lightning A flash of light triggered by the discharge of electricity that occurs between clouds or between a cloud and something on Earth’s surface. The electrical current can cause a flash heating of the air, which can create a sharp crack of thunder.
observatory (in astronomy) The building or structure (such as a satellite) that houses one or more telescopes.
outbreak The sudden emergence of disease in a population of people or animals. The term may also be applied to the sudden emergence of devastating natural phenomena, such as earthquakes or tornadoes.
peat Largely decomposed plant material that develops in the absence of oxygen within a water-saturated site, such as a bog. When dried out, peat can be burned as a low-grade fuel.
proportion The amount of a certain component of a mixture relative to other components. For example, if a bag contains 2 apples and 3 oranges, the proportion of apples to oranges in the bag is 2 to 3.
risk The chance or mathematical likelihood that some bad thing might happen. For instance, exposure to radiation poses a risk of cancer. Or the hazard — or peril — itself. (For instance: Among cancer risks that the people faced were radiation and drinking water tainted with arsenic.)
satellite A moon orbiting a planet or a vehicle or other manufactured object that orbits some celestial body in space.
sediment Material (such as stones and sand) deposited by water, wind or glaciers.
Siberia A region in northern Asia, almost all of which falls within Russia. This land takes its name from the language of the Tatar people, where Siber means sleeping land. This region is vast. It has become famous for its long, harsh winters, where temperatures can fall to −68° Celsius (−90° Fahrenheit).

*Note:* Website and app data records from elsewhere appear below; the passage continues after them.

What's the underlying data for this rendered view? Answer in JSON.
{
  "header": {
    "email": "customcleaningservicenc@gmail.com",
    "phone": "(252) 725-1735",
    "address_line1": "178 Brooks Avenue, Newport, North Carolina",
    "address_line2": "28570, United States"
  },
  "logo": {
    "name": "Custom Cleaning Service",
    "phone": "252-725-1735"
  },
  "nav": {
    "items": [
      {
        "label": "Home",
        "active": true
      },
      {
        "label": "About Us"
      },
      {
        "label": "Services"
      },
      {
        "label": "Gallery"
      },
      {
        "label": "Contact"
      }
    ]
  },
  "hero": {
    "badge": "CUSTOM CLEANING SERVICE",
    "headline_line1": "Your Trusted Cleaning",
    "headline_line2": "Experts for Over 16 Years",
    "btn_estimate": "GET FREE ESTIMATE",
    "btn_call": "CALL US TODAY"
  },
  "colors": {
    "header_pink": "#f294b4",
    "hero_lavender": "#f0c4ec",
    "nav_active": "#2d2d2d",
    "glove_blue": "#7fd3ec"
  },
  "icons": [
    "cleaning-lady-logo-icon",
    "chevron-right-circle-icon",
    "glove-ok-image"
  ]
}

World Meteorological Organization Created in 1950, this is a special agency of the United Nations. More than 190 nations and territories belong to WMO, which serves as the official “voice” on the status of the planet’s atmosphere and how it is behaving. WMO is based in Geneva, Switzerland.